In 2009, Obama had met with USS Cole families and promised them swift action. But a year later the families were accusing his administration of inaction and broken promises. His statement on the tenth anniversary of the attack made no mention of bringing the attackers to justice. Instead he stated that, “We will honor their legacy of selfless service by advancing the values that they stood for throughout their lives.” What were these values and how did they justify releasing one of the Cole cell terrorists?
From Clinton to Obama, there has been a long shameful tradition of substituting vague generic sentiments for justice. Of speaking of honor and healing, of pain and history, of tragedy and courage, while giving the killers behind the attack yet another pass. There is neither honor nor courage in that.
Mashur Abdallah Ahmed al Sabri has left American custody as a free man.
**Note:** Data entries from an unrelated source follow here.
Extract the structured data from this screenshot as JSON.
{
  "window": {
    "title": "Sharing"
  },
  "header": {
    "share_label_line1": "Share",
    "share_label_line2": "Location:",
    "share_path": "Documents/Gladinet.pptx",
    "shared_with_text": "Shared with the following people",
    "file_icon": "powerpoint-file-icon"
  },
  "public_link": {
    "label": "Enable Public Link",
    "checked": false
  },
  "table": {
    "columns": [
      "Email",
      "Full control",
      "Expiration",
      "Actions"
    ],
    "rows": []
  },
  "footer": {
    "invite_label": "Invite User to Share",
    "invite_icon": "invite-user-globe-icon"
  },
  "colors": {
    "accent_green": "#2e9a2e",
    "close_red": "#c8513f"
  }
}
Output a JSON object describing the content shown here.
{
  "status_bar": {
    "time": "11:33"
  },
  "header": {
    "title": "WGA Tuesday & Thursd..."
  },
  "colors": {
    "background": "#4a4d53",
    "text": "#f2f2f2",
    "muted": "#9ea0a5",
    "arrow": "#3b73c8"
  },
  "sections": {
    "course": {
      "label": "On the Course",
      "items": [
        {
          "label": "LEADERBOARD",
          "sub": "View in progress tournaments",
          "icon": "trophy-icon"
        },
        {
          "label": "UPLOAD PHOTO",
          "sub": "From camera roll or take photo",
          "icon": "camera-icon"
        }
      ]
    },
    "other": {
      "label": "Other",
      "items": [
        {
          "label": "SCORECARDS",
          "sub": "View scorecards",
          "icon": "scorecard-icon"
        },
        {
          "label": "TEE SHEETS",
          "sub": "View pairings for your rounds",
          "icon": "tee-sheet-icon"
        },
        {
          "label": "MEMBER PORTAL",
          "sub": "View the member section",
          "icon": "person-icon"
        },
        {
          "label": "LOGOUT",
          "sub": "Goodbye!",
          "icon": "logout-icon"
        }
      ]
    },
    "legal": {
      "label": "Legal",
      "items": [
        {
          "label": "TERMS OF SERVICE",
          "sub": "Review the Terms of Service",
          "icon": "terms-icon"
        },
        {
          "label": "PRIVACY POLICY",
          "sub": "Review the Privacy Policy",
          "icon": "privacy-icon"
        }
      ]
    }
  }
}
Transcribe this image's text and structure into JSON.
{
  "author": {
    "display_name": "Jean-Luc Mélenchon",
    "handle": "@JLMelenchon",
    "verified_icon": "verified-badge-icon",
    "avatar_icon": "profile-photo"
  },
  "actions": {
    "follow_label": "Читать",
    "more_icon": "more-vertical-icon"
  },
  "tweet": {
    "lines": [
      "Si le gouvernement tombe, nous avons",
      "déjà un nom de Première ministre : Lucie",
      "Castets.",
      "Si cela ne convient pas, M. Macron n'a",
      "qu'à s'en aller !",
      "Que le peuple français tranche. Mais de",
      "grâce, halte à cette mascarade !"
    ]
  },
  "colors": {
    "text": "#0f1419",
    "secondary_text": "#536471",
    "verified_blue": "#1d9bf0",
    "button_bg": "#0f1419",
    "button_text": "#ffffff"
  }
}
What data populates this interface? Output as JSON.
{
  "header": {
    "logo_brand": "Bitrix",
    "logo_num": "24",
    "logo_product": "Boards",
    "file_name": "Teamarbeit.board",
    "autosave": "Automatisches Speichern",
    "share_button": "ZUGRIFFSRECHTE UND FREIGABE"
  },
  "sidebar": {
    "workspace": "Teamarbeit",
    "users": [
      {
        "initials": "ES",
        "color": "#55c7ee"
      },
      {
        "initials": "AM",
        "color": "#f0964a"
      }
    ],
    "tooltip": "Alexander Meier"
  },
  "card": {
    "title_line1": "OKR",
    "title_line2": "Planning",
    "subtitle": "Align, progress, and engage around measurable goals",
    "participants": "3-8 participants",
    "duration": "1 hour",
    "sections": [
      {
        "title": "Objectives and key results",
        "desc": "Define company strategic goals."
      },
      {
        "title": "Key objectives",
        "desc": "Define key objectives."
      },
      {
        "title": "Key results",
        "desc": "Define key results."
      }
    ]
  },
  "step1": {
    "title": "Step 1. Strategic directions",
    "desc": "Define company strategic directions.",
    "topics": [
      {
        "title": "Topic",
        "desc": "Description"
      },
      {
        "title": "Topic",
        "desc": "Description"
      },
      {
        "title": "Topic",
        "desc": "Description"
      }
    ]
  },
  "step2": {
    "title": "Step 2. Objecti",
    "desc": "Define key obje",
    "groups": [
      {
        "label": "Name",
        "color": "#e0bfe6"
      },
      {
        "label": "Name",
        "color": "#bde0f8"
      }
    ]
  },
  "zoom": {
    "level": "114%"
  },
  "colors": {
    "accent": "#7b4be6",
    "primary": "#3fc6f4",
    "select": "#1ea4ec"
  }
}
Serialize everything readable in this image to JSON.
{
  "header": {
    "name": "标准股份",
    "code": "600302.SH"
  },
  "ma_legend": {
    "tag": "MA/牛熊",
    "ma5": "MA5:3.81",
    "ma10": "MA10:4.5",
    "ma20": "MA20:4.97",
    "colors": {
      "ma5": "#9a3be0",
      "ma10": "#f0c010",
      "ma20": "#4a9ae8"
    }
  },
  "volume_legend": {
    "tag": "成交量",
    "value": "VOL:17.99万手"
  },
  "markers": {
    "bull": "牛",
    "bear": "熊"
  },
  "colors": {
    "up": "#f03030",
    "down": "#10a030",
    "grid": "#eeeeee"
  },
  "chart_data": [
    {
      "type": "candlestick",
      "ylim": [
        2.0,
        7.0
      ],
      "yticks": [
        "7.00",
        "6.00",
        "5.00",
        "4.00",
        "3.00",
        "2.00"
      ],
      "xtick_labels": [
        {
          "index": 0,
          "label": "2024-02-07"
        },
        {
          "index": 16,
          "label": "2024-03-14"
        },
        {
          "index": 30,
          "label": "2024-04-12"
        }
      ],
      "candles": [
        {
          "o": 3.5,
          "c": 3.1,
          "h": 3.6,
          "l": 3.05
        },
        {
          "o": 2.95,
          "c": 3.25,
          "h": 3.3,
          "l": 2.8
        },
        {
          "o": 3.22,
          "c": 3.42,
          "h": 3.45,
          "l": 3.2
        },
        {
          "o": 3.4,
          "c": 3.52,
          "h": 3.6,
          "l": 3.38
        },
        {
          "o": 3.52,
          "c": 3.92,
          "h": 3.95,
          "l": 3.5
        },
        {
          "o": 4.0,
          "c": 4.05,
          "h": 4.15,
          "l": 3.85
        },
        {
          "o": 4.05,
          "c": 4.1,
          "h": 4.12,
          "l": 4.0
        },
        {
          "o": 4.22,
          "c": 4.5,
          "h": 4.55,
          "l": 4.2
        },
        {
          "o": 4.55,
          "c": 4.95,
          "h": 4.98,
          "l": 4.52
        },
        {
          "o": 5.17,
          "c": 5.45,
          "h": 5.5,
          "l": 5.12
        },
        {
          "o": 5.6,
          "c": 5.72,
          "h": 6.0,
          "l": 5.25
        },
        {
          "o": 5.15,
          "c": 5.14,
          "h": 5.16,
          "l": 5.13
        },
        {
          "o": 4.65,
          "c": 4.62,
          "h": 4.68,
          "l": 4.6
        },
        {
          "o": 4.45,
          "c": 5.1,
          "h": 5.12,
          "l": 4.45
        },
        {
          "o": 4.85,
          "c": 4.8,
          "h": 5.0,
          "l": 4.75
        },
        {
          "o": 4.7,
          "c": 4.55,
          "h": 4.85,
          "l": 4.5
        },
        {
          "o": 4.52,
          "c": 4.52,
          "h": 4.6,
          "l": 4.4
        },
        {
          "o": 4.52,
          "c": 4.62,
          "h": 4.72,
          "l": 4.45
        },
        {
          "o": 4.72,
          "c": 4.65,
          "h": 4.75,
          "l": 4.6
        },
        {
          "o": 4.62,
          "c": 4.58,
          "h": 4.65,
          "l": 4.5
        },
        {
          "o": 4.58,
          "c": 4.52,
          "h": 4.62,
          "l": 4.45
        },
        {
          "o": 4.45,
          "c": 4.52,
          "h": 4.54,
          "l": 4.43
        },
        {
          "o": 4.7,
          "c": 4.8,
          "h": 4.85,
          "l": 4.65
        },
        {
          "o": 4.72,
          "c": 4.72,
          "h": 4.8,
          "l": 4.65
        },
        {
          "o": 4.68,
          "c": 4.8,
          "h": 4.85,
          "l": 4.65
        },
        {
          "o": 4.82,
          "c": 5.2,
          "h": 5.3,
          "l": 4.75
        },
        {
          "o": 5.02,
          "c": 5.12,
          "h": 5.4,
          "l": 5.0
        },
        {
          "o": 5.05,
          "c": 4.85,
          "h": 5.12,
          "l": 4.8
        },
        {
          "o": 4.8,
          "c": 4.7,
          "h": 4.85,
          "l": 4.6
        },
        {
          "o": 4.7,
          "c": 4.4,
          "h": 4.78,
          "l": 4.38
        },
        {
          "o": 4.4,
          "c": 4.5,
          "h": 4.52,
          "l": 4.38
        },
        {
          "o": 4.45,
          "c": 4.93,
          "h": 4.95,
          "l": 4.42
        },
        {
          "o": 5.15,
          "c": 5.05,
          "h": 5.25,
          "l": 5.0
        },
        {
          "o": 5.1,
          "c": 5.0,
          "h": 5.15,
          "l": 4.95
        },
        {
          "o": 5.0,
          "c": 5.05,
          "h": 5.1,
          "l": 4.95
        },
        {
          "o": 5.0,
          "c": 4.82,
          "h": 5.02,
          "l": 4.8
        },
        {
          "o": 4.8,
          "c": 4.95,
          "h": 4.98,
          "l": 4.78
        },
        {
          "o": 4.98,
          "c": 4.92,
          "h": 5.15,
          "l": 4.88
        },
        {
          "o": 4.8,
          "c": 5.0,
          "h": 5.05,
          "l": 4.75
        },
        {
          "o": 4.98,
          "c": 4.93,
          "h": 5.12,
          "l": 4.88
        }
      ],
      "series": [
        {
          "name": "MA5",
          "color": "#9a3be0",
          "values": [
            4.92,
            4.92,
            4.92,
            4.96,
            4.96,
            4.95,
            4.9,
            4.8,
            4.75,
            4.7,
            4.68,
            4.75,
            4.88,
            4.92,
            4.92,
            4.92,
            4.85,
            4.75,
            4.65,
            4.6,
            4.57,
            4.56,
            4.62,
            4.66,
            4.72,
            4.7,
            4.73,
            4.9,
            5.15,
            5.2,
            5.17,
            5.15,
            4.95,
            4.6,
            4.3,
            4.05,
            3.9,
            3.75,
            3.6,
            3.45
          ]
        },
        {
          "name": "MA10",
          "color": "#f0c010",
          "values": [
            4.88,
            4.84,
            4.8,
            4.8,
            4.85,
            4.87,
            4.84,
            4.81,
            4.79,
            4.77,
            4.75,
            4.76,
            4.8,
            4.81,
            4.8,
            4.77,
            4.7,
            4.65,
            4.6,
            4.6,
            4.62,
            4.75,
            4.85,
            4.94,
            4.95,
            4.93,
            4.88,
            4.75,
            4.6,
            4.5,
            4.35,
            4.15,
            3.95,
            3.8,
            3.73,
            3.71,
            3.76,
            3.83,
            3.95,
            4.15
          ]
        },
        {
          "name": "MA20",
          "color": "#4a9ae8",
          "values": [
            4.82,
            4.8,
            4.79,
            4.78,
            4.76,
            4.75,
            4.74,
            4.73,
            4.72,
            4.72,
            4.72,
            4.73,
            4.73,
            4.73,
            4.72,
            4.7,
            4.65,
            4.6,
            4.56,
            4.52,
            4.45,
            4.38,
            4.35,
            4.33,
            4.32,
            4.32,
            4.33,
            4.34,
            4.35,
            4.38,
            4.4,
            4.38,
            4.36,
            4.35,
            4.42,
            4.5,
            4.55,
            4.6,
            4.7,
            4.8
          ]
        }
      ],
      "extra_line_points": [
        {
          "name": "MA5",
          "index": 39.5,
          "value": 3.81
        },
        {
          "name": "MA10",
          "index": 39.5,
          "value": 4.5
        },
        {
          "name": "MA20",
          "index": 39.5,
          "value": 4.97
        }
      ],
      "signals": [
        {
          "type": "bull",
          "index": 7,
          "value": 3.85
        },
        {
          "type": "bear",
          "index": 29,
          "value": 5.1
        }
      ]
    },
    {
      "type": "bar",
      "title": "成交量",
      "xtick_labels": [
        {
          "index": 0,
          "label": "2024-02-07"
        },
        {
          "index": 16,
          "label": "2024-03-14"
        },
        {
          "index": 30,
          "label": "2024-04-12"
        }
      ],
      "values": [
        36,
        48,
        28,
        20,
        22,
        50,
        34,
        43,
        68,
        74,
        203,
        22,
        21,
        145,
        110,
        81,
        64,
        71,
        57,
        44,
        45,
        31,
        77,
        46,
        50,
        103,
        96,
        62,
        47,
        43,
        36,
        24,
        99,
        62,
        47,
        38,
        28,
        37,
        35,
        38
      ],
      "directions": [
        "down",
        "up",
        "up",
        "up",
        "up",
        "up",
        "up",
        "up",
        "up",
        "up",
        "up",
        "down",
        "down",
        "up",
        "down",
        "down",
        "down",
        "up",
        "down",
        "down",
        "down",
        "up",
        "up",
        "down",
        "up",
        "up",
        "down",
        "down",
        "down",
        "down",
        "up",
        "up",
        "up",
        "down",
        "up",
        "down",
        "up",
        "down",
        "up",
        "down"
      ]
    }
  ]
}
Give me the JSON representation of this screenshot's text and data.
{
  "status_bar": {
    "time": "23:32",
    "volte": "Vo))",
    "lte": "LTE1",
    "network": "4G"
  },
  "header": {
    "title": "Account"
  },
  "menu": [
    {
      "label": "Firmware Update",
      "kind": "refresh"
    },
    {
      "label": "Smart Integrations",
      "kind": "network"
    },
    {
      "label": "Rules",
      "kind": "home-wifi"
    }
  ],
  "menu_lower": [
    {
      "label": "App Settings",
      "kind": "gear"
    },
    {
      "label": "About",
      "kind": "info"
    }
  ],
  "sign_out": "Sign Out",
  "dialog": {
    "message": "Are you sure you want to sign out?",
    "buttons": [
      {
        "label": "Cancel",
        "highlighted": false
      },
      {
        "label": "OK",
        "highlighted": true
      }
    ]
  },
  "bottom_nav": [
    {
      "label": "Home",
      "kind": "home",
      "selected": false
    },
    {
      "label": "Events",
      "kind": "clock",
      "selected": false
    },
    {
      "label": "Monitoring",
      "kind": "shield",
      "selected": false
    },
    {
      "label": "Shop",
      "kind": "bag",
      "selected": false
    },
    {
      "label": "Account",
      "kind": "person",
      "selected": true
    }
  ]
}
It is not inconceivable that Obama will free even the masterminds of the USS Cole attack. As he empties Guantanamo Bay of the monsters squatting in its darkest corners, he slowly works his way toward the worst of the worst with an eye to letting them all go.
After the USS Cole attack, President Clinton contended, “If, as it now appears, this was an act of terrorism, it was a despicable and cowardly act.” This uncertainty and lack of conviction continues to haunt our War on Terror. Behind every statement about courage and honor, there is an “if”. Lurking behind every promise of action is yet another “if”. And these “Ifs” keep anything from being done.
Clinton’s fight against Al Qaeda lacked any conviction that we were right and they were wrong. And that is why during the Clinton years, we lost and they won. Obama is not bothered by the hanging “If”. He knows that we are wrong and if the terrorists are not quite right, they are still more right than we are.
That is why Obama freed Sabri. It is why he freed a legion of other Gitmo inmates. It is why he has made shutting down the prison for Islamic terrorists into one of the major goals of his administration.
The USS Cole attack sent a message to Islamic terrorists that American lives did not matter to our government. Obama’s release of Sabri tells ISIS, Al Qaeda and its brethren the same thing once again.
“They have given us their deaths, let us give them their meaning,” President Clinton declared. After all these years have passed, their deaths remain a debt that this country has yet to repay with meaning. The dead do not ask us for glory. Despite the promises of past governments, they have been forgotten beyond the close circles of their shipmates and their families. But they have a right to justice.
The valorous dead of the USS Cole have been betrayed too many times to count by each administration. Somewhere their restless spirits wait for a safe harbor in a better America that will see justice done.
Daniel Greenfield, a Shillman Journalism Fellow at the Freedom Center, is a New York writer focusing on radical Islam.